▶ [Exercise goal]:
Using the records that follow, work out how many lines hold the string "AJOUTER" and provide that number only.

(Exercise data Opens)

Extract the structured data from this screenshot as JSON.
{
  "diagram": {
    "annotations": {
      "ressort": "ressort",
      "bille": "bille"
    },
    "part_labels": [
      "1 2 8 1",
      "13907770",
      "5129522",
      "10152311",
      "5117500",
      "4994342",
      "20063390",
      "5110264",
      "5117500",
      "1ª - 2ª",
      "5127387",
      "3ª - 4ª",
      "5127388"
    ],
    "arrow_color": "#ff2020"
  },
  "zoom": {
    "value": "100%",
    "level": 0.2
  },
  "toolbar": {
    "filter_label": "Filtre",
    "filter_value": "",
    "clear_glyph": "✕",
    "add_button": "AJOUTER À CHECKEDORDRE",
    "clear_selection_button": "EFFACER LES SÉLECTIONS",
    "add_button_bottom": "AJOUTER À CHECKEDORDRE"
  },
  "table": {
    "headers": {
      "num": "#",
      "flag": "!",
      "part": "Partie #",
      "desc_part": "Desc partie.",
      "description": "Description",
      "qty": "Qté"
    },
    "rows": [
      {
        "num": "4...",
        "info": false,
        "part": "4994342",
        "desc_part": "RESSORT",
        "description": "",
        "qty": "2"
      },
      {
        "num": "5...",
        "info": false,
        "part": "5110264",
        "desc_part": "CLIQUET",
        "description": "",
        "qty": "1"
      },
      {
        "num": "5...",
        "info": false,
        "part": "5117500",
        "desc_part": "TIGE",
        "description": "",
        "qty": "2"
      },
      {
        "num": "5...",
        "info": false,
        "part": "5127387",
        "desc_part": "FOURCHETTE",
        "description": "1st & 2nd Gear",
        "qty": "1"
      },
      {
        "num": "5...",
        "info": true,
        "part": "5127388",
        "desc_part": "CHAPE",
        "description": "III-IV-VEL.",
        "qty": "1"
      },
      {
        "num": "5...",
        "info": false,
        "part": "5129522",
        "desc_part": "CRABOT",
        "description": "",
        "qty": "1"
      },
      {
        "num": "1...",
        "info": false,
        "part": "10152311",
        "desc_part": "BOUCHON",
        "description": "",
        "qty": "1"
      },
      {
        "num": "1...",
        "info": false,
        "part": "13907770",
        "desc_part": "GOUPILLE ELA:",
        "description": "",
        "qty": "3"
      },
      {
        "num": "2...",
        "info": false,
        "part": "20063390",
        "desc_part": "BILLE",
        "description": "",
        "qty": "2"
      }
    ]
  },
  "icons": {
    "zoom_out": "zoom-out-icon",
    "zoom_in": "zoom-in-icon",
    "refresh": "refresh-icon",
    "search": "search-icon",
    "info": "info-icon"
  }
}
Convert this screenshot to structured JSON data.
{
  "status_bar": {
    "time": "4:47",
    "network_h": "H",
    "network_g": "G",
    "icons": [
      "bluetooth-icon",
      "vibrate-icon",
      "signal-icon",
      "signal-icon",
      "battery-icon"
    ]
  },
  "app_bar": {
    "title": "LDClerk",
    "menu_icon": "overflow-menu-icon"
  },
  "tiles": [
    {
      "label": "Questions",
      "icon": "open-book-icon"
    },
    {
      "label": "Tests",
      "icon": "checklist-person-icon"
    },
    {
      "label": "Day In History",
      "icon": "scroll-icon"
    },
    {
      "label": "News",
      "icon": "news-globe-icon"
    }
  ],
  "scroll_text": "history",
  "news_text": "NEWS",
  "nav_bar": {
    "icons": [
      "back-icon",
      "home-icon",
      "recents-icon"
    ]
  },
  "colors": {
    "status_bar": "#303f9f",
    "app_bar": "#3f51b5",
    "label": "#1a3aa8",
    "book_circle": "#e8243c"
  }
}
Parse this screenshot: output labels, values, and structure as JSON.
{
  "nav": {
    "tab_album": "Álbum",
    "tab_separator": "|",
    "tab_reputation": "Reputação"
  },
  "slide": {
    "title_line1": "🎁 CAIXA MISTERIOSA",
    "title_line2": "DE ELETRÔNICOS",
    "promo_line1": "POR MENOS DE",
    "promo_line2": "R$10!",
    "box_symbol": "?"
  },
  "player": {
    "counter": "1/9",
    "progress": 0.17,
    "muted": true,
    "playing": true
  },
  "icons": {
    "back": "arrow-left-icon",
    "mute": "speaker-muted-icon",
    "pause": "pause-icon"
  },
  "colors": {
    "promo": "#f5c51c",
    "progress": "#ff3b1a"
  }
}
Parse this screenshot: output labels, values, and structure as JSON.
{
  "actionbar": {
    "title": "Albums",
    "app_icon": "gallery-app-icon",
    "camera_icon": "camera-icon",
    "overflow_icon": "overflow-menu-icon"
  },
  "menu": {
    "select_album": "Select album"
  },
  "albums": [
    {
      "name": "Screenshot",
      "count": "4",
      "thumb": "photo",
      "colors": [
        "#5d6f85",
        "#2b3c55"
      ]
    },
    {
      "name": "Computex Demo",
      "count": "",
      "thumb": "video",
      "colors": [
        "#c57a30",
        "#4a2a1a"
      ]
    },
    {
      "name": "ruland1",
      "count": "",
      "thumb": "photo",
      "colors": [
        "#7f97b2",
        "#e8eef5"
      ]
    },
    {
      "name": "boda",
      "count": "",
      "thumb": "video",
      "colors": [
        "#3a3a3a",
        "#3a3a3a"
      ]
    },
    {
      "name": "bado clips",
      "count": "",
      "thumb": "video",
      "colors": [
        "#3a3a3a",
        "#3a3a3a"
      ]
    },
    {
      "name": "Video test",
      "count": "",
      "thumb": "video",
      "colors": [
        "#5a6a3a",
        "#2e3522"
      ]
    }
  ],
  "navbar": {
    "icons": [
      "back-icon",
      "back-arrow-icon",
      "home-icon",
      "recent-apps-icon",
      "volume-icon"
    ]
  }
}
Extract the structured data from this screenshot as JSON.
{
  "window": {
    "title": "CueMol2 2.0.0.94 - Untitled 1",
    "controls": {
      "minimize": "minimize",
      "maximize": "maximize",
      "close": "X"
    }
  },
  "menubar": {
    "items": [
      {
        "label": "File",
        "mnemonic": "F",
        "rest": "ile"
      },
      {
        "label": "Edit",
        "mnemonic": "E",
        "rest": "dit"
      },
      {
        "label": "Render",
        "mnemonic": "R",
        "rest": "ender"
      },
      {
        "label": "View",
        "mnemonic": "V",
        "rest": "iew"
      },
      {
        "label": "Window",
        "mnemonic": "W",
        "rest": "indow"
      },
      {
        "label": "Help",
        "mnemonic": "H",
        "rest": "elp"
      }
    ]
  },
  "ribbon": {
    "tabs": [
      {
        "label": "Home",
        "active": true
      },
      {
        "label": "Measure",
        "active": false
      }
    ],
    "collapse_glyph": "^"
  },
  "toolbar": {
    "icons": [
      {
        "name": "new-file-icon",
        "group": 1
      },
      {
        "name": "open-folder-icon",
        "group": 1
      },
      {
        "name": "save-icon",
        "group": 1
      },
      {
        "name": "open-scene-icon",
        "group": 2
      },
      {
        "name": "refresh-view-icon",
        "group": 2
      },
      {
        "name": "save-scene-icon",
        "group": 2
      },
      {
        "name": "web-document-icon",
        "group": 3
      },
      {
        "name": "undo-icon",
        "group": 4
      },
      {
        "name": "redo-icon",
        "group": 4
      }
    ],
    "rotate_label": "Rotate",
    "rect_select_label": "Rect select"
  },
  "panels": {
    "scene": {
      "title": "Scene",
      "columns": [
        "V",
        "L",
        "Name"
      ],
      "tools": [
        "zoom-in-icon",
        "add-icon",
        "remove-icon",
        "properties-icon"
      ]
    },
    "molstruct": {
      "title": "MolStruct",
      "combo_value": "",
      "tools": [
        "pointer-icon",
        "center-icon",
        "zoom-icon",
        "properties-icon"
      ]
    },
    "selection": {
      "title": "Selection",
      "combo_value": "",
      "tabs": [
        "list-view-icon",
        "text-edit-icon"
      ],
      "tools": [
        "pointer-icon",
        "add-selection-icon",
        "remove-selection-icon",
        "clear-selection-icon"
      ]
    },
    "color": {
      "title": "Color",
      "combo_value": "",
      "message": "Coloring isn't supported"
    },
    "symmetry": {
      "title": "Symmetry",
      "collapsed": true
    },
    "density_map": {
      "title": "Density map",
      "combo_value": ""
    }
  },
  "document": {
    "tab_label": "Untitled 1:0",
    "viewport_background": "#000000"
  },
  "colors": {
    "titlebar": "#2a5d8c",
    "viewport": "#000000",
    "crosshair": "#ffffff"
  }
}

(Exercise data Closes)

▶ [Result of the exercise]:
2